Because it is broadly and flexibly regulated by the current legislation, the spin-off is very practical as it allows the structural change of the company so that its structure may be adapted to the company’s business development requirements. Accordingly, the spin-off may be adopted as a mechanism to dilute the original company, splitting its assets to other companies, enabling, inter alia, diversification of investment.

The spin-off may be complete, in which the transfer and absorption of all of the assets of the company spun-off to other companies occurs. In this case the company spun-off becomes extinct and disappears, with the succession of the rights and liabilities of the company spun-off by the companies that absorb the assets of the spun-off company, proportionally to the value absorbed. On the other hand, the spin-off is partial when only a part of the spun-off company’s assets are transferred to other(s). In this case the company spun-off continues to exist, with only a decrease of its corporate capital occurring, proportionally to the assets that were transferred to the other company(ies). The liabilities and rights not covered by the assets that were transferred and absorbed by the other company(ies) shall remain with the company that originally existed, that is being spun-off.

Article 233 of Law no. 6.404/1976 establishes that in the spin-off with the extinction of the company that was spun-off, the companies that absorb its assets shall be jointly and severally liable for the liabilities of the company extinguished. Moreover, the company spun-off that survives and those that absorb its assets shall be jointly and severally liable for the former’s liabilities that existed prior to the spin-off.
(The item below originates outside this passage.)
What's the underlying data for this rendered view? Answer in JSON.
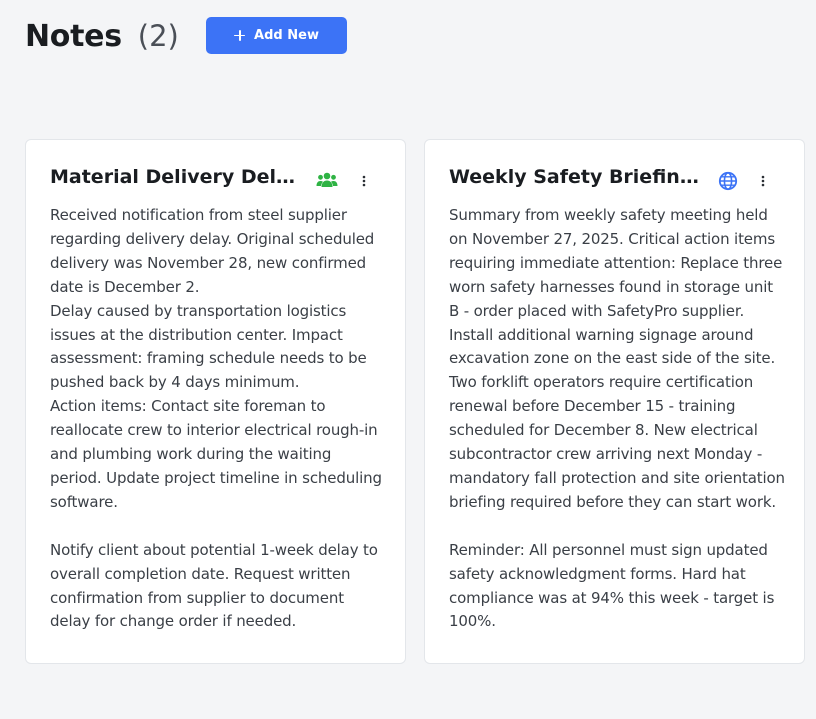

The partial spin-off corporate document can establish that the companies that are absorbing assets of the company spun-off are liable only for the liabilities that were transferred to them, with no joint and several liability between them or with the company spun-off, in which case any former creditor may object such a stipulation, in regard to its credit, provided that the company is notified thereon in up to ninety (90) days as of the publication of the spin-off corporate documents.

Similar to the merger and amalgamation transactions, the spin-off must also be discussed and approved by the shareholders, in a quotaholders’ or shareholders’ meeting or amendment of the articles of organization or by-laws, depending on the type of company.

The protocol and justification of the spin-off must also be approved by the shareholders of the companies involved, as well as the respective appraisals.

Likewise, the protocol and justification of the spin-off must state the reasons or purposes of the spin-off and the company’s interest therein, as well as the spin-off conditions. On the other hand, the appraisal must mention the appraisal method of the spun-off company’s equity capital, which may refer to accounting or economic methods, as well as the value that will be absorbed and transferred to the other company(ies).



2 Annex II. Item 1.4.

3 (Accessed on June 05th, 2020).


Lautenschlager, Romeiro e Iwamizu Advogados

Av. Paulista, 1842, Torre Norte, 22º andar
01310-200 – São Paulo-SP
Tel.: (11) 2126 4600
Fax: (11) 2126 4601
E-mail: [email protected]

Fields of practice: contracts, mergers/acquisitions and auditing, corporate restructuring and reorganization, corporate Law, civil and commercial litigation, consumer protection law, labor law, social security law, tax law, among others.

Pacheco Neto, Sanden, Teisseire Advogados

Al Franca, 1050, 10th and 11th floors.
01422-001 – São Paulo-SP
Tel.: (11) 3897 4400
E-mail: administraçã[email protected]